P and I have taken on a project that many have labeled as crazy. This c. 1920's Spanish Revival was a foreclosure that had been vacant for about 2 years. This blog is my attempt to document our renovations of what was once a grand old house. Maybe someday it will be again. Someday.

26 March 2011

Filling the hole

In the former butler's pantry (now part of the new kitchen) there was a hole in the wall  We were told that the the hole was made by the former owner for a window air conditioner.  The old casement windows have openings that are too small for an A/C unit to fit, so they tore out a 2'x2' hole in the the 14" thick concrete wall.  When we bought the house the hole was covered with plywood on the inside and outside. 

We removed the plywood to do a permanent repair of the hole.  When we removed the plywood we found this:
We decided to fill it back in with concrete block.  The challenge was that the concrete block made in 1925 is sized different than today's typical 8" or 12" block.  We had to trim 8" block to fit the opening.  It took a little time and trial and error, but we ended up with a pretty good fix.  We're going to have to add a layer of brick to the inside to make up the difference in width, but it came out pretty well.  A nice layer of stucco on the outside will make it perfect.

16 March 2011

P finds a mural

In preparing for new paint in the master bedroom, P began to chip away some peeling paint from above the fireplace.  She found some strange colors behind the peach/tan wall color.  She kept peeling and chipping away and look what she began to uncover....

It appears to be a tropical scene with palm trees and water.  Picture Panama City spring break 1986 airbrush tee shirt.  She has since uncovered a sailing ship and additional trees.  We have no idea when this mural was painted or by whom.  We are continuing to chip away to see what else we can find.  It looks like it may have been painted to be a window looking out onto the "beach."  We are hopeful that there might be a signature. 

12 March 2011

Flat Roof?
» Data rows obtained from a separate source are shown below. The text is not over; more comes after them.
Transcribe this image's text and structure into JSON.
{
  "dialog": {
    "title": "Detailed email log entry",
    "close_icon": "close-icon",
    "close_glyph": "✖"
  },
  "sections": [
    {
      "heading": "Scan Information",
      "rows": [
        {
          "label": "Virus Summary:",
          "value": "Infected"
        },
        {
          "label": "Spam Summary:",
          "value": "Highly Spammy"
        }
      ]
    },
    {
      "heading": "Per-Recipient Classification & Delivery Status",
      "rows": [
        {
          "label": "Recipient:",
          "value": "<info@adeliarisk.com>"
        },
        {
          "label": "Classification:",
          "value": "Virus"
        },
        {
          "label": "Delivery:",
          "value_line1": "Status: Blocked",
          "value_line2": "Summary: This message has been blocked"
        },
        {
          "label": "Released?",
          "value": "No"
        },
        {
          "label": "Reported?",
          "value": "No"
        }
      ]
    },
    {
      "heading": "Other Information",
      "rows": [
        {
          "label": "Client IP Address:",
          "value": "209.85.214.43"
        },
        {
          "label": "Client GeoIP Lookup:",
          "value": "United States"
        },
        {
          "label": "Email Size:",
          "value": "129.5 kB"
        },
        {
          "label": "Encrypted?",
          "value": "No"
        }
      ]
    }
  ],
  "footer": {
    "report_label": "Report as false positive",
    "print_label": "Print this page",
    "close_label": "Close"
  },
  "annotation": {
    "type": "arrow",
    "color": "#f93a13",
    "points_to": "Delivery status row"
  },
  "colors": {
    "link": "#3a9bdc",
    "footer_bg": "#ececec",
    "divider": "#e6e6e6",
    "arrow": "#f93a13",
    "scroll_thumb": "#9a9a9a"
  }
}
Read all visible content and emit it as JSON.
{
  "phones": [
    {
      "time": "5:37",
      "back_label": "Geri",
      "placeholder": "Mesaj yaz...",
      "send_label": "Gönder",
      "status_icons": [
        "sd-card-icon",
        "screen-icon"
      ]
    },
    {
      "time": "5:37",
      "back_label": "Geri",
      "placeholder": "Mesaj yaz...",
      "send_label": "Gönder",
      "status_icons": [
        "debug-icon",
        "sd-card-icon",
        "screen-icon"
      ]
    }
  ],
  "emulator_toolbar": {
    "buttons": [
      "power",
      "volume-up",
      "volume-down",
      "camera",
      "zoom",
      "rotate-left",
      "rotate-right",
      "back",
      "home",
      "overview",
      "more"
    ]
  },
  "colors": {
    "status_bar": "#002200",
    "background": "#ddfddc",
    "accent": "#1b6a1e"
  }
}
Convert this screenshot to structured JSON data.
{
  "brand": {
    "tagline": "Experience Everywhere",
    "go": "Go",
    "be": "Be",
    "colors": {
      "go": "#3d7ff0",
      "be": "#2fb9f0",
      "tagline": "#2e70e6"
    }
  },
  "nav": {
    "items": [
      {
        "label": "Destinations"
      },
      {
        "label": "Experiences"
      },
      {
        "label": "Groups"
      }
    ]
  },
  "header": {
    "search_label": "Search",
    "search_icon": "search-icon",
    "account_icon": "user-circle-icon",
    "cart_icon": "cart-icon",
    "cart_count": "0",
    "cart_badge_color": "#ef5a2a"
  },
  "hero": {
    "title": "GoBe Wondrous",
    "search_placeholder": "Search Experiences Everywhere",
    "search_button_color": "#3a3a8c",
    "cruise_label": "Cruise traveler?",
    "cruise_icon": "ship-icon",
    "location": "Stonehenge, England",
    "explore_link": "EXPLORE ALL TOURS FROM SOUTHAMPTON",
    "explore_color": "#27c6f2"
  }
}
Seriously?

When we first saw her back in the Summer of 2010, one of the first things I noticed was that much of the roof was flat.  I have often wondered why in the world a flat roof was ever considered a good idea.  After this experience, I have concluded that it isn't.  The flat portion is about 20' x 20' and appeared to be in marginal shape.  I hoped that we could limp it along for a few years before replacement.  After observing during the first rain, that was clearly not an option.  So we waited for a extended dry (and warm) spell so we could remove and reroof.  Thankfully, February arrived with an extended warm and dry period.  Dad and I came up with a plan to add slope to the formerly flat roof.  Our plan required a complete removal of the old roof and decking.  That seemed easy.  We began removal on Monday morning.  We quickly found out that there were 6-7 layers of roofing!  We spent the next two days (planned for a couple of hours) removing the layers and the decking.  The decking, strangely, was made of cedar boards of various shapes and sizes.  It appeared to be made out of scrap wood from other projects.  The house does have three cedar closets, so perhaps they had some leftovers.  We then split the 20' length in half and installed a 2"x6" ridge board.  We then ripped 10' 2x6's at a taper, with the 51/2" (for those who may not know, a 2"x6" board is actually 11/2"x51/2") end at the ridge board and the tapered end at the roof edge.  This is to add some slope to the roof and prevent water from standing (standing water + old 7 layer roof = leaks).  We then decked the roof with plywood decking (not cedar), #30 tar paper, rolled asphalt roofing and lots of sticky black tar.  We chose to use white rolled asphalt roofing to help keep the attic cooler.  You can't see the flat part of the roof from anywhere on the ground, so the color didn't matter.  Six days after starting and 5,000 lbs of debris later, we have a new roof!  Two days after finishing we had some strong storms with 60+ mph winds.  I was a little concerned going back the next morning to see how the roof survived, but I was excited to see that the roof was still there and there were no signs of leaks!  Now we can move toward drywall...

Old roof
Old roof from hatch

Roof removal

Dad adding decking over new tapered roof rafters

Mom ripping out old decking